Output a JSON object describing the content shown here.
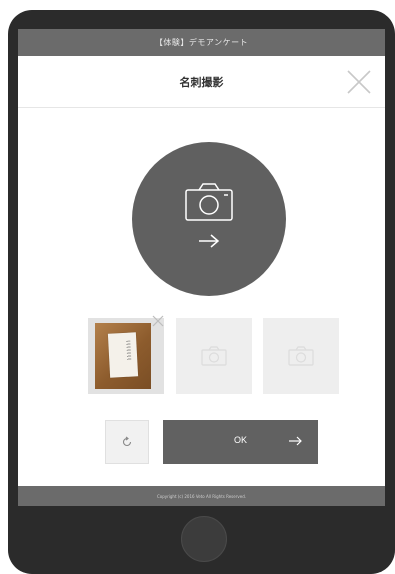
{
  "status_bar": {
    "title": "【体験】デモアンケート"
  },
  "header": {
    "title": "名刺撮影",
    "close_icon": "close-icon"
  },
  "capture": {
    "camera_icon": "camera-icon",
    "arrow_icon": "arrow-right-icon"
  },
  "thumbnails": [
    {
      "state": "filled",
      "remove_icon": "close-icon"
    },
    {
      "state": "empty",
      "icon": "camera-icon"
    },
    {
      "state": "empty",
      "icon": "camera-icon"
    }
  ],
  "actions": {
    "rotate_icon": "rotate-icon",
    "ok_label": "OK",
    "ok_arrow_icon": "arrow-right-icon"
  },
  "footer": {
    "copyright": "Copyright (c) 2016 Veto All Rights Reserved."
  },
  "colors": {
    "bezel": "#2b2b2b",
    "bar": "#6b6b6b",
    "accent": "#616161",
    "thumb_bg": "#eeeeee"
  }
}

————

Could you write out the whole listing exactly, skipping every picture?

(REPLY TO THE EXERCISE)
Output a JSON object describing the content shown here.
{
  "status_bar": {
    "title": "【体験】デモアンケート"
  },
  "header": {
    "title": "名刺撮影",
    "close_icon": "close-icon"
  },
  "capture": {
    "camera_icon": "camera-icon",
    "arrow_icon": "arrow-right-icon"
  },
  "thumbnails": [
    {
      "state": "filled",
      "remove_icon": "close-icon"
    },
    {
      "state": "empty",
      "icon": "camera-icon"
    },
    {
      "state": "empty",
      "icon": "camera-icon"
    }
  ],
  "actions": {
    "rotate_icon": "rotate-icon",
    "ok_label": "OK",
    "ok_arrow_icon": "arrow-right-icon"
  },
  "footer": {
    "copyright": "Copyright (c) 2016 Veto All Rights Reserved."
  },
  "colors": {
    "bezel": "#2b2b2b",
    "bar": "#6b6b6b",
    "accent": "#616161",
    "thumb_bg": "#eeeeee"
  }
}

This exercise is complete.